Records supplied →
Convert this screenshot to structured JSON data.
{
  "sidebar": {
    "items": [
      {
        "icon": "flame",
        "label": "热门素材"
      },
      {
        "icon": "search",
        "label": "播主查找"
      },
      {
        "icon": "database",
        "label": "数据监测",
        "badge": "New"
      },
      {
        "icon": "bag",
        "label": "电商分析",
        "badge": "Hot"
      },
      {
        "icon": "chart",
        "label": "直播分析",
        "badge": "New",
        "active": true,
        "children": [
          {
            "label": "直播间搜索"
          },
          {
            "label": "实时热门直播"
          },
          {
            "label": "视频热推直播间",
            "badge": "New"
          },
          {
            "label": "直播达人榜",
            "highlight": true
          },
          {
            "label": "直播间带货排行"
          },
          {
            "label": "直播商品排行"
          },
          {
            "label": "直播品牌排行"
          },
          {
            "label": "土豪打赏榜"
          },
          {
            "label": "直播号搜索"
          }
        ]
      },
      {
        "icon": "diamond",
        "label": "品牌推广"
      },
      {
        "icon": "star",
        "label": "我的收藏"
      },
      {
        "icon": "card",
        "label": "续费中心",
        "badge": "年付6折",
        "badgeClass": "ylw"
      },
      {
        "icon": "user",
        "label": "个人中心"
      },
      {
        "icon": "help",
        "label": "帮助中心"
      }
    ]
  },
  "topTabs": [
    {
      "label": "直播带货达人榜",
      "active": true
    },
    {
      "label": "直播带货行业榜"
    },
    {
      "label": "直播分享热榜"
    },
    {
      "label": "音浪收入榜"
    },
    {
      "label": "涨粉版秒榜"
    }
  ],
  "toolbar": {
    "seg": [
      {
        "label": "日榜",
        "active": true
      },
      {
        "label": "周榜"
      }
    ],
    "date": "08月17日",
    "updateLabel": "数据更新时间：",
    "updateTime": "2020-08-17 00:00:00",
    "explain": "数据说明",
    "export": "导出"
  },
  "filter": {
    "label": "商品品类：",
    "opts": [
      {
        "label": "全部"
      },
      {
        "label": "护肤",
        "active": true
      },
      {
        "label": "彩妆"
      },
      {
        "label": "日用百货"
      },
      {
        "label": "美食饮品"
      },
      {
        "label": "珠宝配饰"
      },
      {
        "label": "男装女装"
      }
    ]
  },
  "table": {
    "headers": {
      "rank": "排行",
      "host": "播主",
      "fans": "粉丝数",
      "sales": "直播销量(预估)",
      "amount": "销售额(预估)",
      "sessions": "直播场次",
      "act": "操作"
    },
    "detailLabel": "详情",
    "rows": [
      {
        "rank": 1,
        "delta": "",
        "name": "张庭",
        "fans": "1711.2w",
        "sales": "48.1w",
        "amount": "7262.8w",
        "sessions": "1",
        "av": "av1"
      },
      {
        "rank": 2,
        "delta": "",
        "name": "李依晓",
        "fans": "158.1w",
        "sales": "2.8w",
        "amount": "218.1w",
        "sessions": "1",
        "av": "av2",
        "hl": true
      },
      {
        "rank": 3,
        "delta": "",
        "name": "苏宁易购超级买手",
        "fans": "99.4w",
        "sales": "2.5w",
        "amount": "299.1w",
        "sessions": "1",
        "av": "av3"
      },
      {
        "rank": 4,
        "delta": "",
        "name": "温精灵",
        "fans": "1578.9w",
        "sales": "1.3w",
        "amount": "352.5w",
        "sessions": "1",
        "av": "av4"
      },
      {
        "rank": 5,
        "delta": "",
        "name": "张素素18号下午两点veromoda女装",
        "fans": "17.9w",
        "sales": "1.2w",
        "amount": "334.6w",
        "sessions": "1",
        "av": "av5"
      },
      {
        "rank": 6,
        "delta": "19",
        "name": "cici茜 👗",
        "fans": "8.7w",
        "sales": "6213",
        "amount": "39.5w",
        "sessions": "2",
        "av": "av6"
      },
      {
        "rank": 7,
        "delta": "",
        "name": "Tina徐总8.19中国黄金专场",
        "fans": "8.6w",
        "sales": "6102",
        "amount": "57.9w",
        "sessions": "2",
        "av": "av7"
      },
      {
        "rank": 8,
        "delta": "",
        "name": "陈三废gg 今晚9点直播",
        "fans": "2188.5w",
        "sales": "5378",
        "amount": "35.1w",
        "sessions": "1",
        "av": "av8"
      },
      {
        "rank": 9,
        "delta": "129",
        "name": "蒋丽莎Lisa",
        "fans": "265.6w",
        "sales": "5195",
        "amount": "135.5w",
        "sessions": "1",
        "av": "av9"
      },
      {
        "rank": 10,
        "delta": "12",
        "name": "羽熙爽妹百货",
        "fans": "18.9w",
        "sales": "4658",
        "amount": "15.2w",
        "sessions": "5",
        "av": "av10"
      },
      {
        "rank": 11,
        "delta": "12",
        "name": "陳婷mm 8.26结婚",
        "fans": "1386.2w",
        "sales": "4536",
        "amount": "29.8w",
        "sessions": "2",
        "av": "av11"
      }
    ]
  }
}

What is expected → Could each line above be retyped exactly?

Response area →
Convert this screenshot to structured JSON data.
{
  "sidebar": {
    "items": [
      {
        "icon": "flame",
        "label": "热门素材"
      },
      {
        "icon": "search",
        "label": "播主查找"
      },
      {
        "icon": "database",
        "label": "数据监测",
        "badge": "New"
      },
      {
        "icon": "bag",
        "label": "电商分析",
        "badge": "Hot"
      },
      {
        "icon": "chart",
        "label": "直播分析",
        "badge": "New",
        "active": true,
        "children": [
          {
            "label": "直播间搜索"
          },
          {
            "label": "实时热门直播"
          },
          {
            "label": "视频热推直播间",
            "badge": "New"
          },
          {
            "label": "直播达人榜",
            "highlight": true
          },
          {
            "label": "直播间带货排行"
          },
          {
            "label": "直播商品排行"
          },
          {
            "label": "直播品牌排行"
          },
          {
            "label": "土豪打赏榜"
          },
          {
            "label": "直播号搜索"
          }
        ]
      },
      {
        "icon": "diamond",
        "label": "品牌推广"
      },
      {
        "icon": "star",
        "label": "我的收藏"
      },
      {
        "icon": "card",
        "label": "续费中心",
        "badge": "年付6折",
        "badgeClass": "ylw"
      },
      {
        "icon": "user",
        "label": "个人中心"
      },
      {
        "icon": "help",
        "label": "帮助中心"
      }
    ]
  },
  "topTabs": [
    {
      "label": "直播带货达人榜",
      "active": true
    },
    {
      "label": "直播带货行业榜"
    },
    {
      "label": "直播分享热榜"
    },
    {
      "label": "音浪收入榜"
    },
    {
      "label": "涨粉版秒榜"
    }
  ],
  "toolbar": {
    "seg": [
      {
        "label": "日榜",
        "active": true
      },
      {
        "label": "周榜"
      }
    ],
    "date": "08月17日",
    "updateLabel": "数据更新时间：",
    "updateTime": "2020-08-17 00:00:00",
    "explain": "数据说明",
    "export": "导出"
  },
  "filter": {
    "label": "商品品类：",
    "opts": [
      {
        "label": "全部"
      },
      {
        "label": "护肤",
        "active": true
      },
      {
        "label": "彩妆"
      },
      {
        "label": "日用百货"
      },
      {
        "label": "美食饮品"
      },
      {
        "label": "珠宝配饰"
      },
      {
        "label": "男装女装"
      }
    ]
  },
  "table": {
    "headers": {
      "rank": "排行",
      "host": "播主",
      "fans": "粉丝数",
      "sales": "直播销量(预估)",
      "amount": "销售额(预估)",
      "sessions": "直播场次",
      "act": "操作"
    },
    "detailLabel": "详情",
    "rows": [
      {
        "rank": 1,
        "delta": "",
        "name": "张庭",
        "fans": "1711.2w",
        "sales": "48.1w",
        "amount": "7262.8w",
        "sessions": "1",
        "av": "av1"
      },
      {
        "rank": 2,
        "delta": "",
        "name": "李依晓",
        "fans": "158.1w",
        "sales": "2.8w",
        "amount": "218.1w",
        "sessions": "1",
        "av": "av2",
        "hl": true
      },
      {
        "rank": 3,
        "delta": "",
        "name": "苏宁易购超级买手",
        "fans": "99.4w",
        "sales": "2.5w",
        "amount": "299.1w",
        "sessions": "1",
        "av": "av3"
      },
      {
        "rank": 4,
        "delta": "",
        "name": "温精灵",
        "fans": "1578.9w",
        "sales": "1.3w",
        "amount": "352.5w",
        "sessions": "1",
        "av": "av4"
      },
      {
        "rank": 5,
        "delta": "",
        "name": "张素素18号下午两点veromoda女装",
        "fans": "17.9w",
        "sales": "1.2w",
        "amount": "334.6w",
        "sessions": "1",
        "av": "av5"
      },
      {
        "rank": 6,
        "delta": "19",
        "name": "cici茜 👗",
        "fans": "8.7w",
        "sales": "6213",
        "amount": "39.5w",
        "sessions": "2",
        "av": "av6"
      },
      {
        "rank": 7,
        "delta": "",
        "name": "Tina徐总8.19中国黄金专场",
        "fans": "8.6w",
        "sales": "6102",
        "amount": "57.9w",
        "sessions": "2",
        "av": "av7"
      },
      {
        "rank": 8,
        "delta": "",
        "name": "陈三废gg 今晚9点直播",
        "fans": "2188.5w",
        "sales": "5378",
        "amount": "35.1w",
        "sessions": "1",
        "av": "av8"
      },
      {
        "rank": 9,
        "delta": "129",
        "name": "蒋丽莎Lisa",
        "fans": "265.6w",
        "sales": "5195",
        "amount": "135.5w",
        "sessions": "1",
        "av": "av9"
      },
      {
        "rank": 10,
        "delta": "12",
        "name": "羽熙爽妹百货",
        "fans": "18.9w",
        "sales": "4658",
        "amount": "15.2w",
        "sessions": "5",
        "av": "av10"
      },
      {
        "rank": 11,
        "delta": "12",
        "name": "陳婷mm 8.26结婚",
        "fans": "1386.2w",
        "sales": "4536",
        "amount": "29.8w",
        "sessions": "2",
        "av": "av11"
      }
    ]
  }
}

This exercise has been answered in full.